I realize, though, that most “20-somethings” would really fall within the 23-26 range. This makes me think of myself and my brother, for instance, since I am 22 (almost 23!) and my brother just turned 26. My brother and myself have always been very motivated individuals. Our mother taught us that in order to excel you need to make yourself irreplaceable, you need to make your co-workers and peers feel as though they could not survive without your help and your work. And we certainly know that you should be the first person in and the last to leave, and always do anything you’re asked with a smile. But I know plenty of other 20-somethings that could not be more unmotivated.
What it really means to be a 20-something in today’s world is unpredictable. Society is asking for so much of us and expects so little. Us “20-somethings” are looked at as adults, but treated like children. We are told to know exactly what we want to do for the rest of our lives, and where we expect to be in 50 years, but are expected to live each day as it is our last. We are given responsibility, only to be treated as though we have not earned it (and in some cases, maybe we haven’t).

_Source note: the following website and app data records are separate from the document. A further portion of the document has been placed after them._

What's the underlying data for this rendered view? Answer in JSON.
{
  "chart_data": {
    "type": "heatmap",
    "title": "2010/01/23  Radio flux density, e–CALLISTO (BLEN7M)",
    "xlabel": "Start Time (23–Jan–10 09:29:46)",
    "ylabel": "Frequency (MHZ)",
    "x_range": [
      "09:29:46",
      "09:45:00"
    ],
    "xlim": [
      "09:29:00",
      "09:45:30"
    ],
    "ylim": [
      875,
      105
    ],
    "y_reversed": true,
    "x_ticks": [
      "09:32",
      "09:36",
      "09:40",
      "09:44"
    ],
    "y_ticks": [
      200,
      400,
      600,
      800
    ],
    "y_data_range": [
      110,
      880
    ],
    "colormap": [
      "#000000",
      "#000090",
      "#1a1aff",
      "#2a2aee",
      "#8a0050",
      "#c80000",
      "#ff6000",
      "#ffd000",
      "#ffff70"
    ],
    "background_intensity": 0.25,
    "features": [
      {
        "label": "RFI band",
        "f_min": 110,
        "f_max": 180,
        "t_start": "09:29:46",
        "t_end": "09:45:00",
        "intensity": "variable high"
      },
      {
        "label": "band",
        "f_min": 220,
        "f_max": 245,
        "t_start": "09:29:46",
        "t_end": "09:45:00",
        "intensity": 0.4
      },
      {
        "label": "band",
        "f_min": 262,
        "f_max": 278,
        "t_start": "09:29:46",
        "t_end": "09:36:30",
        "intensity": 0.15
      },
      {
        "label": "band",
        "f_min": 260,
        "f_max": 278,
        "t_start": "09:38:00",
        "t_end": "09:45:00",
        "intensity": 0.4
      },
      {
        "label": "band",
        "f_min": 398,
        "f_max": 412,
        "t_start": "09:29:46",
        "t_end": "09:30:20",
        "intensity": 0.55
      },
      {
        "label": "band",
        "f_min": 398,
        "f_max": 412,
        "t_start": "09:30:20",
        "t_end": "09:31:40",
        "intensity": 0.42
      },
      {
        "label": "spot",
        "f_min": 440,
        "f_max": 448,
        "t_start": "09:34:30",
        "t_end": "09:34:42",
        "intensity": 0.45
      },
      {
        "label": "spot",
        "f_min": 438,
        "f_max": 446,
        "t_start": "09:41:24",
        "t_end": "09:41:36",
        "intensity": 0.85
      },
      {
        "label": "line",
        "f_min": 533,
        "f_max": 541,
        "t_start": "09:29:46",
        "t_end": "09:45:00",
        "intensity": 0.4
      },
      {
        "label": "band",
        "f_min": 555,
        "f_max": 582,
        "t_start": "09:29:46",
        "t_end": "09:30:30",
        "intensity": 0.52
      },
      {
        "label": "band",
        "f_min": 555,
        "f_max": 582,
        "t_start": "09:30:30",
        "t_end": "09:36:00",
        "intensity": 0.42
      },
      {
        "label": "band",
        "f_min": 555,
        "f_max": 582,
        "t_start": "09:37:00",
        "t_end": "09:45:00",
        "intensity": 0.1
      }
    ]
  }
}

I know many “20-somethings” that have their lives in order, and I know many that don’t. I know plenty who are on the path to success, while there are still plenty who are on the path to finding themselves. After all, isn’t that what being 20 is about — Finding yourself?
So why not take the pressure off those of us entering one of the worst job markets in a deflated economy? Maybe our resumes aren’t perfect, and we certainly don’t know it all, but there is much more to the average 20-something than meets the eye. Sure, we may waste hours scrolling through BuzzFeed, Instagramming, Tweeting, and watching YouTube, but that doesn’t mean we don’t have more to offer. Look beneath the first impressions, the exterior, and deep down to what drives and motivates us all — the determination to find the perfect job, or if we are simply searching for ourselves, our soul mate, or a way to earn enough money to move out of our parents’ house.
The next time you encounter a 20-something on the street, in the workplace, or behind your favorite stores cash register, remember: We are not all created equal. And we will be the ones ruling this country, and this world, when your generation has handed it off. There is hope, we just need our chance to shine.